● Problem requirements: From the entries below, copy out every line with "timestamp" in it.
***
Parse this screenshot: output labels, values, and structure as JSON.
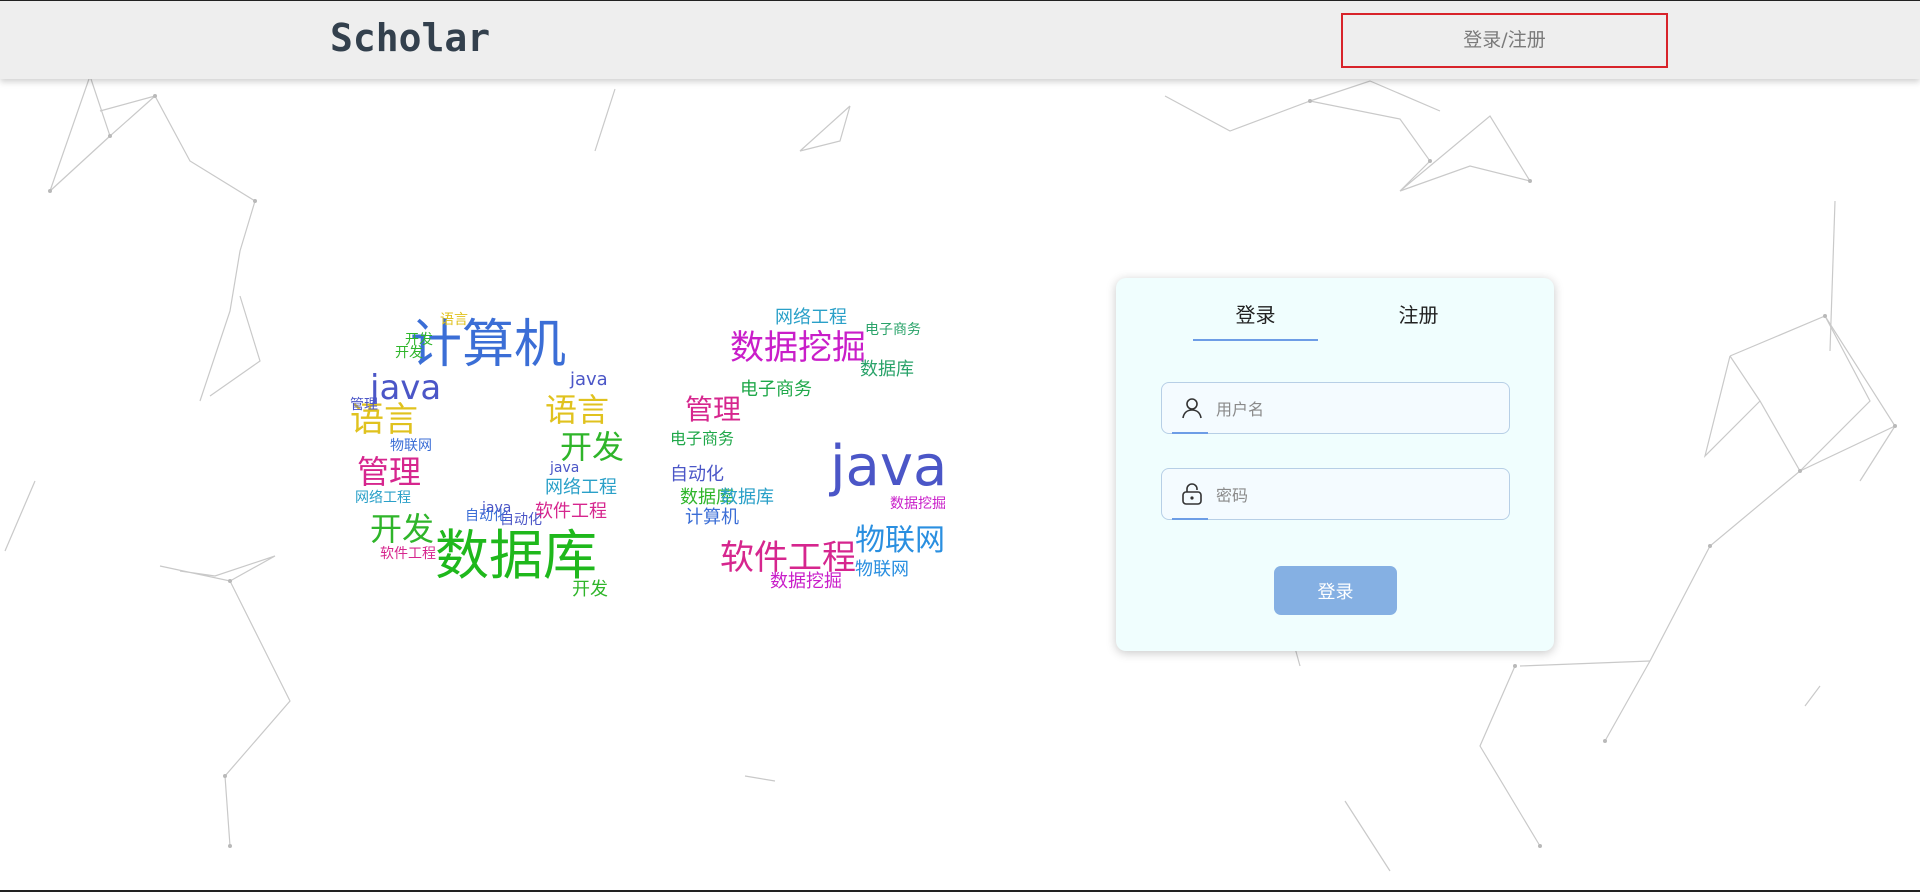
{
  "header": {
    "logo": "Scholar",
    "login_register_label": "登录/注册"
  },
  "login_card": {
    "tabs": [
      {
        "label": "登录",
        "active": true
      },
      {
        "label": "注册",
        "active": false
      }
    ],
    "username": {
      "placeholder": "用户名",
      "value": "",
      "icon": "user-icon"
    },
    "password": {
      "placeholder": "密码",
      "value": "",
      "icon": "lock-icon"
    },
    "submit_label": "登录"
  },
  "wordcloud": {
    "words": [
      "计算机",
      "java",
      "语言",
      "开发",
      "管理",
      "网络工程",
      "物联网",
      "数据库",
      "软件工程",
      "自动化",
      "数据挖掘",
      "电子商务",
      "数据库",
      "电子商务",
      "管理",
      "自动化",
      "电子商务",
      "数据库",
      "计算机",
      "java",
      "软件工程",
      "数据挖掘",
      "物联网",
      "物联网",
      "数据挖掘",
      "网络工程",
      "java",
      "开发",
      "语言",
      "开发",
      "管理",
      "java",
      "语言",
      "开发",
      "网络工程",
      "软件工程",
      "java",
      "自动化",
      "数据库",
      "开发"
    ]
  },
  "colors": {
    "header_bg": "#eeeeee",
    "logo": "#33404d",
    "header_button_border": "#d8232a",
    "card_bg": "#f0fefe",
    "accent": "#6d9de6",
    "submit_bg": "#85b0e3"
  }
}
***
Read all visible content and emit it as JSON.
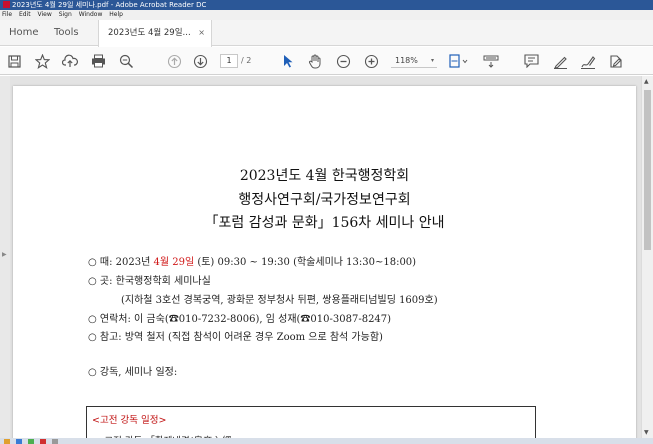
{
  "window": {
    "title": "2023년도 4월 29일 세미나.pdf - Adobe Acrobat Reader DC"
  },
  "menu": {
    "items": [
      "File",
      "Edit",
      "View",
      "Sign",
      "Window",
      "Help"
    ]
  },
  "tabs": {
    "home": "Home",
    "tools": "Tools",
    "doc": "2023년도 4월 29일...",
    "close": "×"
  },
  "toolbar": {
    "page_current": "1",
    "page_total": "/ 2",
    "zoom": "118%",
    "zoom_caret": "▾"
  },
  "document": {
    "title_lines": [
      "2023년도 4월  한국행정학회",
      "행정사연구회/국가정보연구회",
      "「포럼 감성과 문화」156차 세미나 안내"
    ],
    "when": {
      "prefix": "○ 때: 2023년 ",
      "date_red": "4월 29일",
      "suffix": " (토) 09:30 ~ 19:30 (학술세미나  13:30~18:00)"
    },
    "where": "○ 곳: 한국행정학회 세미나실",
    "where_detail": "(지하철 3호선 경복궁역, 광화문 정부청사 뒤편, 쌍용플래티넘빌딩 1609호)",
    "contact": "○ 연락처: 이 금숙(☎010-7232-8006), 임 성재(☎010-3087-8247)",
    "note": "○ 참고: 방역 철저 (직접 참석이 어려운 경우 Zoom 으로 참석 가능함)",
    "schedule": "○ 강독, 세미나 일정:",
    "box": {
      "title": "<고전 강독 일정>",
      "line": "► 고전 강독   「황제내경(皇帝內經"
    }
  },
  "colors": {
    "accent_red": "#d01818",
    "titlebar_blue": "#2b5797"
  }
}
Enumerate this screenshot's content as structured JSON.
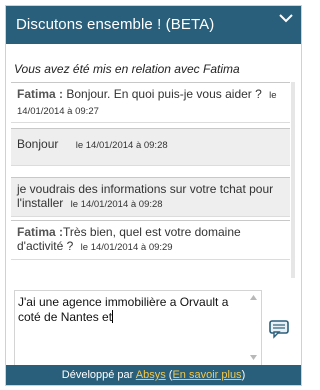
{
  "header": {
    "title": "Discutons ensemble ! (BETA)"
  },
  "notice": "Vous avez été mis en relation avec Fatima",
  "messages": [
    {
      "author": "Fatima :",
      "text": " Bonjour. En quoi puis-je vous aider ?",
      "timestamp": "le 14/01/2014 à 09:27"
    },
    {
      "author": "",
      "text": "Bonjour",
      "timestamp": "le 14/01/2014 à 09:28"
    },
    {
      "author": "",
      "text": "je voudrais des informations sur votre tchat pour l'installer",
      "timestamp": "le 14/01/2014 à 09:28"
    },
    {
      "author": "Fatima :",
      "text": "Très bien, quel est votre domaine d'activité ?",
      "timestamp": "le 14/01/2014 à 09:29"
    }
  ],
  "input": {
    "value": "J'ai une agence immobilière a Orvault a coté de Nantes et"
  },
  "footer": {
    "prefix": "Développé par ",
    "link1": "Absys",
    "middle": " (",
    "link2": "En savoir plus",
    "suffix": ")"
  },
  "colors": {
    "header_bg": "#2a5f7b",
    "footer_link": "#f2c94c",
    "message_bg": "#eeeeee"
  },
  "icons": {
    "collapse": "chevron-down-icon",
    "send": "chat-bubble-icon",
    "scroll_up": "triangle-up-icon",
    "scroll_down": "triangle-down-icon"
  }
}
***
● Finished task:
      "timestamp": "le 14/01/2014 à 09:27"
      "timestamp": "le 14/01/2014 à 09:28"
      "timestamp": "le 14/01/2014 à 09:28"
      "timestamp": "le 14/01/2014 à 09:29"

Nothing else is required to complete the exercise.